**ACTION ITEM**.
A complete answer lists every line of the entries below where the string "screenshot" appears.

**EXERCISE DATA**.
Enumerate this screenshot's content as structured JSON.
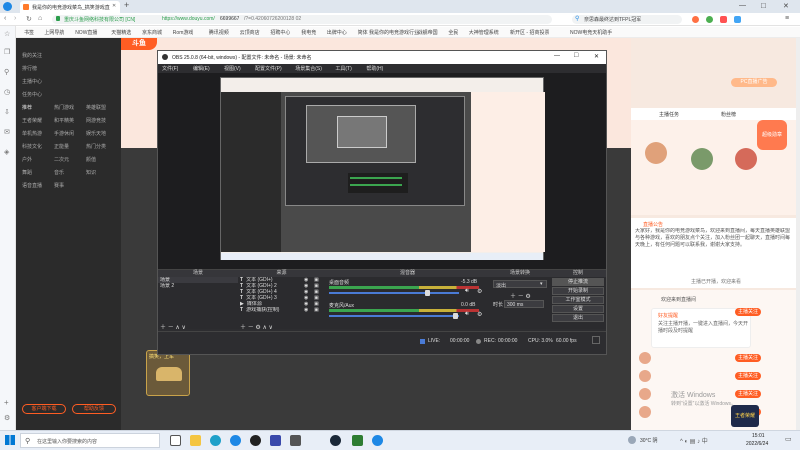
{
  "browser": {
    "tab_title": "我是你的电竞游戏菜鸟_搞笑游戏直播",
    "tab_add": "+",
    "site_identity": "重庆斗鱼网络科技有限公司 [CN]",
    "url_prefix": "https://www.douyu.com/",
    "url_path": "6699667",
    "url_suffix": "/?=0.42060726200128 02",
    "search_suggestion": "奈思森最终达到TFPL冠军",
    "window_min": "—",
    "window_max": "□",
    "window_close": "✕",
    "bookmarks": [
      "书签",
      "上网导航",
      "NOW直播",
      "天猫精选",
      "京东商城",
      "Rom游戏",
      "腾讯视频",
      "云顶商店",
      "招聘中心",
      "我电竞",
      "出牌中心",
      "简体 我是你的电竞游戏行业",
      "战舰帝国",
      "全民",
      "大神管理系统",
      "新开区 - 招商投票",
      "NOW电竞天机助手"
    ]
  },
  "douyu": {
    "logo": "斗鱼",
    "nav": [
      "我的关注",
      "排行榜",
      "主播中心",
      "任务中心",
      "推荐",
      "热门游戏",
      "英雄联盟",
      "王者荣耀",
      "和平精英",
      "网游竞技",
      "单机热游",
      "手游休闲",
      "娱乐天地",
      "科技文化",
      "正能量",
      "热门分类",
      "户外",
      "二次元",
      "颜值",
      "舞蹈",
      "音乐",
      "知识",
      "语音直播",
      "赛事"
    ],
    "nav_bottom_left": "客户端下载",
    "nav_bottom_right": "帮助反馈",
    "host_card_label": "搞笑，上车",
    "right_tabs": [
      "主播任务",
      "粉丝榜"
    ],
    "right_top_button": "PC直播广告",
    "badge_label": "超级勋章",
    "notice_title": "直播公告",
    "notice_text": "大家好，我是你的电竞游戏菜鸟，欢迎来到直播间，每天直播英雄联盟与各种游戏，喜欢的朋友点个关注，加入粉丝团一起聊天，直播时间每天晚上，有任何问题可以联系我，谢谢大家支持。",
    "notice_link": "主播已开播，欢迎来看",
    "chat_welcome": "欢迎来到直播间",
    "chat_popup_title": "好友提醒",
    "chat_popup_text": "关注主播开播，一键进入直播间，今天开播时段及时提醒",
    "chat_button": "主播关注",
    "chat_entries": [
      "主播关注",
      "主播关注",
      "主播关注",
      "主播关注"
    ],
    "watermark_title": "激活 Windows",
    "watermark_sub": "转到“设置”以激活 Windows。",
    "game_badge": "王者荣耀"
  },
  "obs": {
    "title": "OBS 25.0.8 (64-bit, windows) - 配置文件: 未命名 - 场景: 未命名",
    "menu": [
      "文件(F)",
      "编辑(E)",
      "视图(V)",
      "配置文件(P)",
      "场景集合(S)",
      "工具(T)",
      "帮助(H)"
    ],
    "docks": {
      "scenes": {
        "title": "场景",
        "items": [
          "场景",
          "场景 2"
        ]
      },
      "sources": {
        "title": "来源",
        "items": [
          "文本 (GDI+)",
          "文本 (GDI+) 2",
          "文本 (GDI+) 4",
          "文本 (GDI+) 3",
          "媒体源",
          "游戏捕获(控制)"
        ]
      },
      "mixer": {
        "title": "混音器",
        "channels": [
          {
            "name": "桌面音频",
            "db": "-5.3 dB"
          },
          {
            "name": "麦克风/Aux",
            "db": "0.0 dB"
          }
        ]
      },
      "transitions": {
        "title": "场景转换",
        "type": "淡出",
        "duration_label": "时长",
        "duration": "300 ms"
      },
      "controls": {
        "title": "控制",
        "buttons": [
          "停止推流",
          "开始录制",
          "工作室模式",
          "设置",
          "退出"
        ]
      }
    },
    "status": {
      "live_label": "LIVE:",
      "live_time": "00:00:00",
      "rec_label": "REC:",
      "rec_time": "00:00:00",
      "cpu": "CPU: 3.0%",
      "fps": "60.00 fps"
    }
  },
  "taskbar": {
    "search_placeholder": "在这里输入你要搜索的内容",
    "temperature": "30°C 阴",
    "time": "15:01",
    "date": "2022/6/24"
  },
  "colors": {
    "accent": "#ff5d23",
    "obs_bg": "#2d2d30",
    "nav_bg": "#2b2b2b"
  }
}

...

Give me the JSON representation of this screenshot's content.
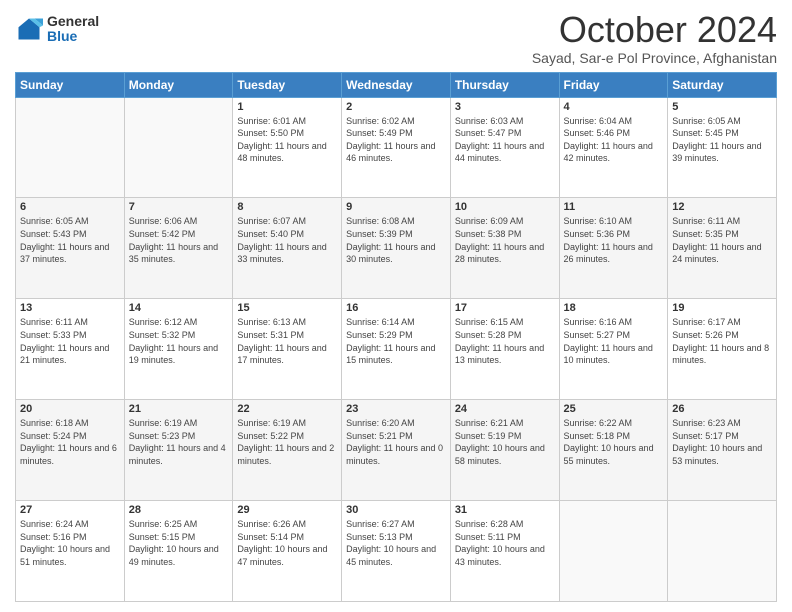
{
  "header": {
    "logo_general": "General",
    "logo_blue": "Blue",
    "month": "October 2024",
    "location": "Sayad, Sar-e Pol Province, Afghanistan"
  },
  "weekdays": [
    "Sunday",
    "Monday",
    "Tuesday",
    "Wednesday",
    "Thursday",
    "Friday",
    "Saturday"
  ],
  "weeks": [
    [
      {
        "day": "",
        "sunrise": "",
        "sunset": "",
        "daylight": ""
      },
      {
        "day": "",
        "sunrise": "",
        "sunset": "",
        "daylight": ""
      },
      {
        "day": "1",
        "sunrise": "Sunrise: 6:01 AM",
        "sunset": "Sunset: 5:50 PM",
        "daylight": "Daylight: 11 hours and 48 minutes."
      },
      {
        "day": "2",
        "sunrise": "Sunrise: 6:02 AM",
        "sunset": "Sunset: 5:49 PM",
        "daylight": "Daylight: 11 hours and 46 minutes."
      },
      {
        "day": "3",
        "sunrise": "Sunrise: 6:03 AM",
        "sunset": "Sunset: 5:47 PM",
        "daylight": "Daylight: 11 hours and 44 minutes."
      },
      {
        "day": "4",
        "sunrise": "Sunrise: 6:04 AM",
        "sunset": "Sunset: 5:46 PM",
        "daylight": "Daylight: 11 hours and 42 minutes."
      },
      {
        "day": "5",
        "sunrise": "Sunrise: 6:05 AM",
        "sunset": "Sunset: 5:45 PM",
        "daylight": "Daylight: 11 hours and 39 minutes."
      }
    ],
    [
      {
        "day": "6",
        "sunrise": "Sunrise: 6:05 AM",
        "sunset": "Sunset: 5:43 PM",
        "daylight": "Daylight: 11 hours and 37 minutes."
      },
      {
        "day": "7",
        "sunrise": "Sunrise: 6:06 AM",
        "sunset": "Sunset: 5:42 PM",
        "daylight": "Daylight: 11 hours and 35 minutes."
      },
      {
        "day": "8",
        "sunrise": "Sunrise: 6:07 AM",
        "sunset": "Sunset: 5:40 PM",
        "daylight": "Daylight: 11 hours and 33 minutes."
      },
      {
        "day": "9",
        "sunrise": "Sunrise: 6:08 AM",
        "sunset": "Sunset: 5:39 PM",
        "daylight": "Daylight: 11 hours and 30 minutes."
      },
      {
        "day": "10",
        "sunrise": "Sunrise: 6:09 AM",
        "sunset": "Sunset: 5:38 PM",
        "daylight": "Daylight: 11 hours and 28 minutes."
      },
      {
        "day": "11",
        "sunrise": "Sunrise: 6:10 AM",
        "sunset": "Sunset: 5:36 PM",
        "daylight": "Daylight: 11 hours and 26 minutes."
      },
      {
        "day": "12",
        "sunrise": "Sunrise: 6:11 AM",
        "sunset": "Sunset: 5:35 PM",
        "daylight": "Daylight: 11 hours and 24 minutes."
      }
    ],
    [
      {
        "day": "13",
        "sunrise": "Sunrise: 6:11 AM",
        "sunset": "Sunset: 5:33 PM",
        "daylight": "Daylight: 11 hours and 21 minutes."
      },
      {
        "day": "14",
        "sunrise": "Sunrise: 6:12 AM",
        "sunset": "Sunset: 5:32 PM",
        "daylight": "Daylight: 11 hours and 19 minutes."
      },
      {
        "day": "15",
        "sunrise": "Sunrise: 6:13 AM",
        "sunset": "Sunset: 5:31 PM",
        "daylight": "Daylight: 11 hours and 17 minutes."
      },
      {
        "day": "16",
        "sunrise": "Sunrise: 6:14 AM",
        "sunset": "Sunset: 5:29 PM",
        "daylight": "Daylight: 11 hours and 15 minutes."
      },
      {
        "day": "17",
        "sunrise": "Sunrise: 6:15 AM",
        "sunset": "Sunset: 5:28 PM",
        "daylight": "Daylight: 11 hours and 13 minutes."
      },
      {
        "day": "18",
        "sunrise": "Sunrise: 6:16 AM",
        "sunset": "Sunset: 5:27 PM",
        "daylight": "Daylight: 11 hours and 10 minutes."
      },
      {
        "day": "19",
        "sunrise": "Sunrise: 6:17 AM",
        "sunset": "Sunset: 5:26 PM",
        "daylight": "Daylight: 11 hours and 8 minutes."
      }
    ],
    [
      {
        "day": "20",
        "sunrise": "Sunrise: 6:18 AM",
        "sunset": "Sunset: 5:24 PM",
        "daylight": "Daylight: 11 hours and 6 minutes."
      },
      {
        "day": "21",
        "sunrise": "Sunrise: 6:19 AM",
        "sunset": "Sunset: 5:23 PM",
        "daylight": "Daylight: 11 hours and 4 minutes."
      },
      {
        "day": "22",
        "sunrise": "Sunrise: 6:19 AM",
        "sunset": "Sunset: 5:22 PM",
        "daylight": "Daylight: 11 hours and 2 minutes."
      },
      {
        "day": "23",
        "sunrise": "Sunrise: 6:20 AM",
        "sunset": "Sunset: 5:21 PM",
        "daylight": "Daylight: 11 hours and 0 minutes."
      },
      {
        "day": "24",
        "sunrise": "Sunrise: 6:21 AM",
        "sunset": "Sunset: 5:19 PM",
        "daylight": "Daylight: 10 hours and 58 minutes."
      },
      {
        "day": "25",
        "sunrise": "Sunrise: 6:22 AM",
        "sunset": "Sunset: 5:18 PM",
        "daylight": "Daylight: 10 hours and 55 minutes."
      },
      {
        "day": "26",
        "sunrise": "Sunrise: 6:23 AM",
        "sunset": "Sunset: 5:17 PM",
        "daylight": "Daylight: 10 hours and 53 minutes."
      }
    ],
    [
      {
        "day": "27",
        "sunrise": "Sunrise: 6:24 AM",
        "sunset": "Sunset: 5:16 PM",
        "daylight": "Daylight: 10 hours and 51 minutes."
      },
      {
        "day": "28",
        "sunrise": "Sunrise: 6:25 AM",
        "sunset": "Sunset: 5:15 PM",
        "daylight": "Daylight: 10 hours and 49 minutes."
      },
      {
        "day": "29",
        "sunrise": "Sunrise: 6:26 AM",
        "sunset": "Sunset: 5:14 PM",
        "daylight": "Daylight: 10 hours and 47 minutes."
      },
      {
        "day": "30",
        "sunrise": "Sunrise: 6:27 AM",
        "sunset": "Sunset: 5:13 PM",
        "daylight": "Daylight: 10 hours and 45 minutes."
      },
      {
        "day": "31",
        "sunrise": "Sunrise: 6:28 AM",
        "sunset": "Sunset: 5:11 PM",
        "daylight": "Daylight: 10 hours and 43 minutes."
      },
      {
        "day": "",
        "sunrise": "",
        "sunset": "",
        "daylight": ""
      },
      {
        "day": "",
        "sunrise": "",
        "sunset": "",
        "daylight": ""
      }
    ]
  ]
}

**EXERCISE RESPONSE**.
Enumerate this screenshot's content as structured JSON.
Give me the JSON representation of this screenshot's content.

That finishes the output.